SOURCE DATA below:
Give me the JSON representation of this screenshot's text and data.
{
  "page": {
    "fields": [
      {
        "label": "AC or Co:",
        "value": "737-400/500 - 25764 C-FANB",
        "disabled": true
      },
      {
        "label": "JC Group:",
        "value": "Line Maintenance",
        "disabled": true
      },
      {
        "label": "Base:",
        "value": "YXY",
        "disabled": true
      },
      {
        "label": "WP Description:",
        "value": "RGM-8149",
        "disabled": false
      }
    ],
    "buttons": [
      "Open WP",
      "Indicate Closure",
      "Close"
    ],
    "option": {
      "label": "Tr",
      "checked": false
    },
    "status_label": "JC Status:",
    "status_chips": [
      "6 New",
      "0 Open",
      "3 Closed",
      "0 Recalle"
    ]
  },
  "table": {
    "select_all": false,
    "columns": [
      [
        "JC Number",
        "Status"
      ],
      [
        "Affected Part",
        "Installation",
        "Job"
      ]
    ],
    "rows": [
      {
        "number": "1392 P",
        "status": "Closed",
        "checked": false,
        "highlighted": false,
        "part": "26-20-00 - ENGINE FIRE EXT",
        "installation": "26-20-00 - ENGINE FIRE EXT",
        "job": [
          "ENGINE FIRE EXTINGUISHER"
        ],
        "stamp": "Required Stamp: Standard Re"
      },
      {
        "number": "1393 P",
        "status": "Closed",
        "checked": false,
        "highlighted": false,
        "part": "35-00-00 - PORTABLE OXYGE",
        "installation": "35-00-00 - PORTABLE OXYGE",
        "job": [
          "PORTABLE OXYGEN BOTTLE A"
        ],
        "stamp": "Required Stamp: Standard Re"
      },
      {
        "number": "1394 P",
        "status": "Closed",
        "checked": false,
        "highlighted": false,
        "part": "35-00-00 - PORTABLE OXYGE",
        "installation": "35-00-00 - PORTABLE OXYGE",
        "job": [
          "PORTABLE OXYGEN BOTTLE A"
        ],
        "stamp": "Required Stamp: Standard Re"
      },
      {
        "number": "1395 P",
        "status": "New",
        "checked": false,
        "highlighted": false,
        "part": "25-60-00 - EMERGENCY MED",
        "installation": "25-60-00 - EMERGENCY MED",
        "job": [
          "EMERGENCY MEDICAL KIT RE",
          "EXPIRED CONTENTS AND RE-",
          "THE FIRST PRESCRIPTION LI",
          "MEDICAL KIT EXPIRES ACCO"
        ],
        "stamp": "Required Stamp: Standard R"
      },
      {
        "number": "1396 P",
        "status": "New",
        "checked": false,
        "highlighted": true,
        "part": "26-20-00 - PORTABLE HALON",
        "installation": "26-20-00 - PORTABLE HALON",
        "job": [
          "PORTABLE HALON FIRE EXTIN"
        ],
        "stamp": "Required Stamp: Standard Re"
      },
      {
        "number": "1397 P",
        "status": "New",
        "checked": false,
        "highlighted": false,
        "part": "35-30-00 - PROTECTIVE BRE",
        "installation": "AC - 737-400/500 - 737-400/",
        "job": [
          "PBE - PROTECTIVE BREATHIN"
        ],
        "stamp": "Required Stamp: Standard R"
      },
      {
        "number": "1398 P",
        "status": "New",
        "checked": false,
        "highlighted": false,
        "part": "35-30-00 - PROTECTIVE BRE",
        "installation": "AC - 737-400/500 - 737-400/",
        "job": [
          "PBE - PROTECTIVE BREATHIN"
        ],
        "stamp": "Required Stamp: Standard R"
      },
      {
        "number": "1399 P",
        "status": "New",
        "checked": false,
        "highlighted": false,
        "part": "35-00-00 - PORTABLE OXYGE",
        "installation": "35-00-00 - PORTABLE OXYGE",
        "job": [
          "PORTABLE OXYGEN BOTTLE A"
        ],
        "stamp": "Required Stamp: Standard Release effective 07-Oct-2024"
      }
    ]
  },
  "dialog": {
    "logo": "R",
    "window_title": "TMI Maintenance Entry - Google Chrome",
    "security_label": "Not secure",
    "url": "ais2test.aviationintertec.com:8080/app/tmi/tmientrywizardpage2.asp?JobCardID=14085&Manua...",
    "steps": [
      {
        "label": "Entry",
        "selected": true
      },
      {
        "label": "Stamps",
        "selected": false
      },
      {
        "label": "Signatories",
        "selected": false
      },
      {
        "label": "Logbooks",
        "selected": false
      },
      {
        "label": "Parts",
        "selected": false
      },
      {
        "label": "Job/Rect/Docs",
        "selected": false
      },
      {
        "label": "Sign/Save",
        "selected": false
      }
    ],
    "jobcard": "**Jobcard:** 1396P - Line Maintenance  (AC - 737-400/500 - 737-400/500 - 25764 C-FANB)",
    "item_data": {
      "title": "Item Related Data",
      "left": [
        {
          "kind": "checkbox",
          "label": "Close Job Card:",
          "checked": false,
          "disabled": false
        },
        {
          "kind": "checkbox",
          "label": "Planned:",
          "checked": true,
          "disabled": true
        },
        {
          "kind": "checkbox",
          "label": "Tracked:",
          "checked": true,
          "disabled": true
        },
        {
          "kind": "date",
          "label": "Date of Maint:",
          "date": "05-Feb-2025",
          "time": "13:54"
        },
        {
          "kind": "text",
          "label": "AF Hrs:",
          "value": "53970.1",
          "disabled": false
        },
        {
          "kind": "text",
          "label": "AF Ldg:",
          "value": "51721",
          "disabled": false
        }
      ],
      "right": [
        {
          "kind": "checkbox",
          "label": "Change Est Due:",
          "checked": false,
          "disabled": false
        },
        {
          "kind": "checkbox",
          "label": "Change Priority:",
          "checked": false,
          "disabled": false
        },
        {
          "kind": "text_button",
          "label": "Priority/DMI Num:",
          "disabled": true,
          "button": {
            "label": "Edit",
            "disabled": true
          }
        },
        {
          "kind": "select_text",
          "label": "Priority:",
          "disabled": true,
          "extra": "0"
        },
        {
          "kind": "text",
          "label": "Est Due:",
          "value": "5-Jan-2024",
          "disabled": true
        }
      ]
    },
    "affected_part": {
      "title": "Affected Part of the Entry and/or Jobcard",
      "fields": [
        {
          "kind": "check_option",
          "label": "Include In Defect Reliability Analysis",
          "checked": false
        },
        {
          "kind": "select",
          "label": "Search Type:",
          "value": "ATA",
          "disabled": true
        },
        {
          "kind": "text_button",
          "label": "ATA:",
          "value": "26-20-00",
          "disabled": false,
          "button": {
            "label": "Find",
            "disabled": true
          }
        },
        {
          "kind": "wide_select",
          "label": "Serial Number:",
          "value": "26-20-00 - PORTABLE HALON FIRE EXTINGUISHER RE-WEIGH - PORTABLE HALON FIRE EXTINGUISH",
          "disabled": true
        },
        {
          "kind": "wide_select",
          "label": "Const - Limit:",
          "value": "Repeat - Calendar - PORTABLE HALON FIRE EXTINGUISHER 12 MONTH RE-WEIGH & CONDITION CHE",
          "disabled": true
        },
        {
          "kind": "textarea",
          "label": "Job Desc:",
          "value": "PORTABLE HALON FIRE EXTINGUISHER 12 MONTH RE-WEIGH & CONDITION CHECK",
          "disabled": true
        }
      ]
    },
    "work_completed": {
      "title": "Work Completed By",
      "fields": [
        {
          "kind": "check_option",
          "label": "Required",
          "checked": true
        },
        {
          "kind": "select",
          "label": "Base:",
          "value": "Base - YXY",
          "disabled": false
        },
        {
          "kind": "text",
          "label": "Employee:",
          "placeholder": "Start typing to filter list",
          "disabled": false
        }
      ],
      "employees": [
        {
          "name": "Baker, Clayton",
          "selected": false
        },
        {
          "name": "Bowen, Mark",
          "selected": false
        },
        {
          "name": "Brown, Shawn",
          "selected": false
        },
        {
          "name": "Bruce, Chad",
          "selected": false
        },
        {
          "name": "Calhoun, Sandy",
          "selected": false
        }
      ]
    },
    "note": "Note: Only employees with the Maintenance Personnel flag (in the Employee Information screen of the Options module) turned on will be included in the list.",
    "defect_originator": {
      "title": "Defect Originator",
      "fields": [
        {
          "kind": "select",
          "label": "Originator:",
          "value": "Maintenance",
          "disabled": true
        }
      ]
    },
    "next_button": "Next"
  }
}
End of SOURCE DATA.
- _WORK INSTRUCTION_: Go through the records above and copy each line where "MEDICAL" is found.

- _OUTPUT FOR THIS EXERCISE_:
          "EMERGENCY MEDICAL KIT RE",
          "MEDICAL KIT EXPIRES ACCO"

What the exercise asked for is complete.